Instructions to follow
List, from the lines below, each one with "wallpapers" in it.

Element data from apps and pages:
▬▬▬▬▬▬▬▬▬▬

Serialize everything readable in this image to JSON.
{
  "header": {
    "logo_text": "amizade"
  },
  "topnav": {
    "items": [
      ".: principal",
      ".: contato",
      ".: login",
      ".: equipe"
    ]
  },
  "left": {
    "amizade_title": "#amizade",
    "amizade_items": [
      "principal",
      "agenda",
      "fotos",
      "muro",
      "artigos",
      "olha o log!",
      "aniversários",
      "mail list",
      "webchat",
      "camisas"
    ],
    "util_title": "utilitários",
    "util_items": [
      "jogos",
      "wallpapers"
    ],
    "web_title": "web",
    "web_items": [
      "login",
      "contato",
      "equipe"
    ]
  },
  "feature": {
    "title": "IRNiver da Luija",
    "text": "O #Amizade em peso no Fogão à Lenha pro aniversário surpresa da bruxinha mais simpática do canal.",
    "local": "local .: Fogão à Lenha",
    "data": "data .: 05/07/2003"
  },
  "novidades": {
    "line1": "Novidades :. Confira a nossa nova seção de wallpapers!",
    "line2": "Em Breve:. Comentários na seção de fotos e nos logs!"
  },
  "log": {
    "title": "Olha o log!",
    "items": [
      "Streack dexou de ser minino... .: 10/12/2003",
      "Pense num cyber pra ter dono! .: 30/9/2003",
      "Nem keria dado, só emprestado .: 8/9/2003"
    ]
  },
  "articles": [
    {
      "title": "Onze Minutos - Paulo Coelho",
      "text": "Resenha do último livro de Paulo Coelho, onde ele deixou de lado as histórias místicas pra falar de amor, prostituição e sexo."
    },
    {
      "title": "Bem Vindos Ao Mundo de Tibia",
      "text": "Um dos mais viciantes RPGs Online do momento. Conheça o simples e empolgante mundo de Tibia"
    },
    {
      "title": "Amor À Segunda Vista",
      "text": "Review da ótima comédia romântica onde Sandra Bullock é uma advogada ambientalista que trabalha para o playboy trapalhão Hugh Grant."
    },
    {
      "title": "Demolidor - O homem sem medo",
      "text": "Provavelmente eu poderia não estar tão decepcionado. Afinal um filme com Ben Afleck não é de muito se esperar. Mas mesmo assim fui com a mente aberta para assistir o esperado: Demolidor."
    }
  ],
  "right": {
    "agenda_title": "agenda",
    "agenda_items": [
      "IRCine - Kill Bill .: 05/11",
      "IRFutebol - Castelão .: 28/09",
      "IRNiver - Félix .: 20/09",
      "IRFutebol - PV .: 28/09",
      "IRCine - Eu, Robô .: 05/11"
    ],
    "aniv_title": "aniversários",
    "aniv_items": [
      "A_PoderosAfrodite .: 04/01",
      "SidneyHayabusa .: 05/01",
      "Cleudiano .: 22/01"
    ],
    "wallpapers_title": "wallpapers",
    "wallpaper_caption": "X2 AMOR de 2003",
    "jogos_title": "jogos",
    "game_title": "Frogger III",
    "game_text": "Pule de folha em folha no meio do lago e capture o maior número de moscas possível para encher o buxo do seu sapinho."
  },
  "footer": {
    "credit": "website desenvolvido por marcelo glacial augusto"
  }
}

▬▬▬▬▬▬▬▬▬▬

Exercise solution
      "wallpapers"
    "line1": "Novidades :. Confira a nossa nova seção de wallpapers!",
    "wallpapers_title": "wallpapers",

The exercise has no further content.